• Description of the task: Find each line in the records below that contains the word "JSON", and copy it out.

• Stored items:

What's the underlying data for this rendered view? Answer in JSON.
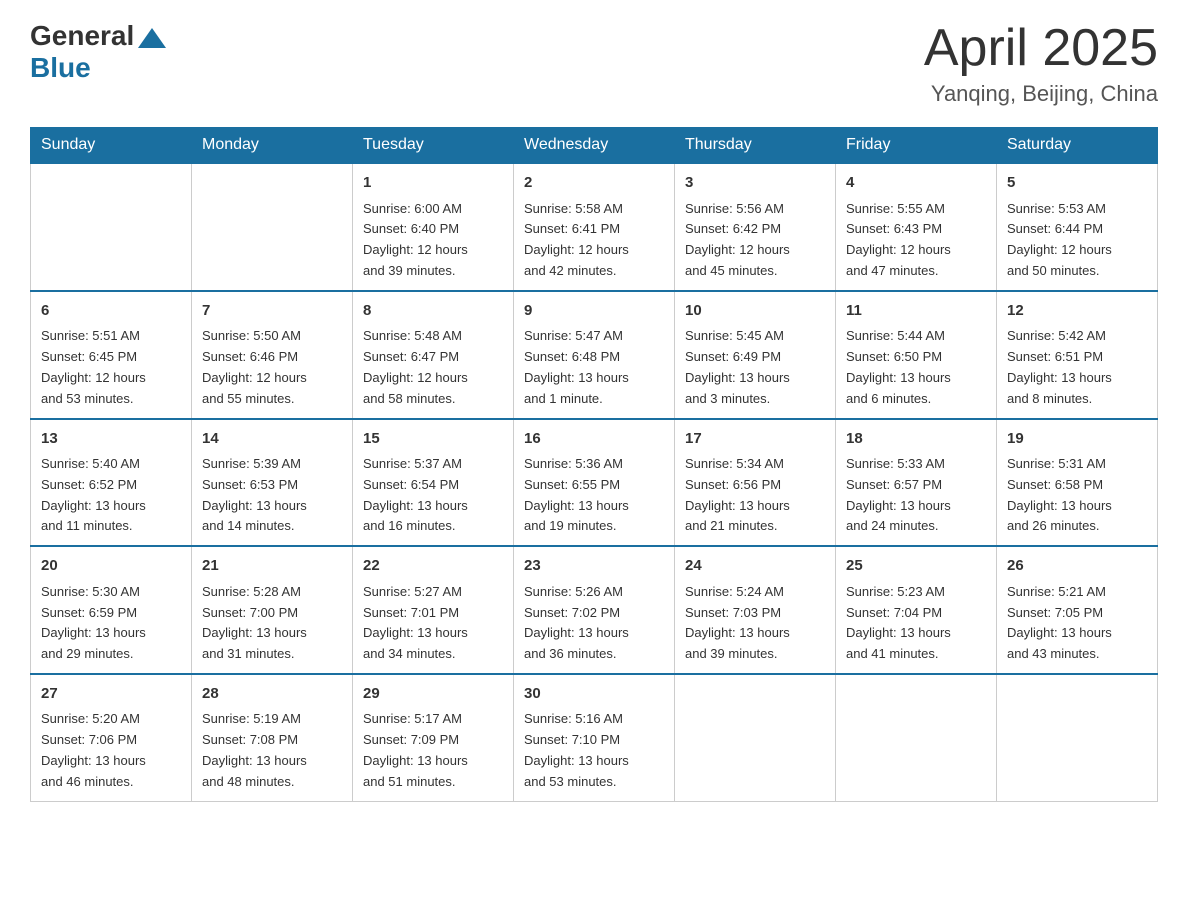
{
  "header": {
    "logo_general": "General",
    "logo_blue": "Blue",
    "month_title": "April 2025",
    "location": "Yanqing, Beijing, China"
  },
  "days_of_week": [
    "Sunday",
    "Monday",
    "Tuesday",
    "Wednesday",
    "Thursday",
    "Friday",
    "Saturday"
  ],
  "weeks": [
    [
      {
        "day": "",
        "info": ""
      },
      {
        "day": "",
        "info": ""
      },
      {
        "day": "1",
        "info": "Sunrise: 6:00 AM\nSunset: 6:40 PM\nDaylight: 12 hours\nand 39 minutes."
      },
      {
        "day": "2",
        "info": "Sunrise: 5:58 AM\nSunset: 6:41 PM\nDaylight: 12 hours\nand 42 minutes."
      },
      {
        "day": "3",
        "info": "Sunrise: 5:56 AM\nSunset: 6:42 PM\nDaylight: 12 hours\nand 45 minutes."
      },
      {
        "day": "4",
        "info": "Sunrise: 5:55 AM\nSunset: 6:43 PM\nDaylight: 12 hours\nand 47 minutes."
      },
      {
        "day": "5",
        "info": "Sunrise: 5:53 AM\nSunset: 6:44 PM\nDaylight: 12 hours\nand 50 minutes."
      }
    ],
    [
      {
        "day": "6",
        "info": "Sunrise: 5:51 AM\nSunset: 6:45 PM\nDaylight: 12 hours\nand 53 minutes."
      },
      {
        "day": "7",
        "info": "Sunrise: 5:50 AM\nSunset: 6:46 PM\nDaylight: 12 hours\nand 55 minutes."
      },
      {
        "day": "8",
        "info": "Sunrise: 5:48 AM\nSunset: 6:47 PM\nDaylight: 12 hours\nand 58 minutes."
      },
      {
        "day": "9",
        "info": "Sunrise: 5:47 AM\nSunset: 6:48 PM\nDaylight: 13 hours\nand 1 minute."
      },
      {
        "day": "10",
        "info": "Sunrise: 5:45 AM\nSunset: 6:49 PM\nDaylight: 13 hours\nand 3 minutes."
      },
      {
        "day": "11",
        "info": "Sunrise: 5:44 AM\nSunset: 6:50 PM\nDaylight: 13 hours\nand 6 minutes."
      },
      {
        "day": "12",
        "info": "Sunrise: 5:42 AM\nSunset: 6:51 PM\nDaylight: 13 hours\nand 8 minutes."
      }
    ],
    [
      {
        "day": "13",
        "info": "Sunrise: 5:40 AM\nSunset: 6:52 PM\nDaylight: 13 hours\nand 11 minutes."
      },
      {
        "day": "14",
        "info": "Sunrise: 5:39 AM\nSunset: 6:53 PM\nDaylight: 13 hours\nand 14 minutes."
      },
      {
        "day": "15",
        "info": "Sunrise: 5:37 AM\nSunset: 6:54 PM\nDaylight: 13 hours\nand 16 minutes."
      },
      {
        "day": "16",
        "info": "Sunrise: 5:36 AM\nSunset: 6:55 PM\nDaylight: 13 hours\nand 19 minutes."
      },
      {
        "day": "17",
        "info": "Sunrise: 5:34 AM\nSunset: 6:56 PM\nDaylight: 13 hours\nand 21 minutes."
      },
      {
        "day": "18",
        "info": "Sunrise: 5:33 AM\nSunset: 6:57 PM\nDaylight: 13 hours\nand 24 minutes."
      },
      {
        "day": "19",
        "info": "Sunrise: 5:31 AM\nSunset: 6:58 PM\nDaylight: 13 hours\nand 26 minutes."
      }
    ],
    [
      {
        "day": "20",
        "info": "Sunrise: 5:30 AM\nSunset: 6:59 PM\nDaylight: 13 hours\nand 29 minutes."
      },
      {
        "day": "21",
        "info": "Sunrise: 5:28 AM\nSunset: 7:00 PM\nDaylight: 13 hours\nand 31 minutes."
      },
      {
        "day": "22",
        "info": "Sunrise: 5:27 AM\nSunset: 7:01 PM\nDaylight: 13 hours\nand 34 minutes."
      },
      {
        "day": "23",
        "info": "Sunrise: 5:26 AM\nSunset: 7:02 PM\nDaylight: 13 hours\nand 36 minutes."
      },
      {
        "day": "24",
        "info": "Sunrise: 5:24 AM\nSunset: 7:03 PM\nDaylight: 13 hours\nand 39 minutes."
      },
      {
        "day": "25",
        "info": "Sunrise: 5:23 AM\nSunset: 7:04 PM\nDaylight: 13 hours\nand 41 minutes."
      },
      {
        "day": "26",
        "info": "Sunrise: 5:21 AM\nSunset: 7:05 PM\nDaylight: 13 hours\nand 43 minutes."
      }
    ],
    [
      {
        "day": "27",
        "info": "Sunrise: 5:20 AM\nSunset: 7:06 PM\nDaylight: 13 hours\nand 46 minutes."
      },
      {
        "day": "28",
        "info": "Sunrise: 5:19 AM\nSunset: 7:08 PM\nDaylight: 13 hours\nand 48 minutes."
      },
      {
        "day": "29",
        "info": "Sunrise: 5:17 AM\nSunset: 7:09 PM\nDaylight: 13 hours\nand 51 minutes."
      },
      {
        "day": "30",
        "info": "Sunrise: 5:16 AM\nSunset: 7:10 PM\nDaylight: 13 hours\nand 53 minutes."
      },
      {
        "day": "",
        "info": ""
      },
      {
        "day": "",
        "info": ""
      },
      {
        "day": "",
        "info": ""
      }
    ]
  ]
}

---

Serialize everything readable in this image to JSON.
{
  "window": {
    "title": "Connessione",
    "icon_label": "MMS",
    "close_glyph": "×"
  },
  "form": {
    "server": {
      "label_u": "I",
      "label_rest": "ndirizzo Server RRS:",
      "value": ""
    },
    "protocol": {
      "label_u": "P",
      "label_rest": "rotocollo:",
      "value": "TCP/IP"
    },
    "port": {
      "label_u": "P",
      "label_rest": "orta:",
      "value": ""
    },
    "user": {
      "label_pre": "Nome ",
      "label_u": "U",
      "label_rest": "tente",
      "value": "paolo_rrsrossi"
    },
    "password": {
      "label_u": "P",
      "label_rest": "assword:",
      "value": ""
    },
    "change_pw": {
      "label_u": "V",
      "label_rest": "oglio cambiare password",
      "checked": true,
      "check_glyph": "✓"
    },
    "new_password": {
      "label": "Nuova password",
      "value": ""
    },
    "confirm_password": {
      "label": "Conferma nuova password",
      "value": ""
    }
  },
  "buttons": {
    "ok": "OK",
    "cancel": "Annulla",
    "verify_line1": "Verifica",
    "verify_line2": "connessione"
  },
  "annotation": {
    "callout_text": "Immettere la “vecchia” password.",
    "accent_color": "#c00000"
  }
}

• Answer section:
What's the underlying data for this rendered view? Answer in JSON.
Serialize everything readable in this image to JSON.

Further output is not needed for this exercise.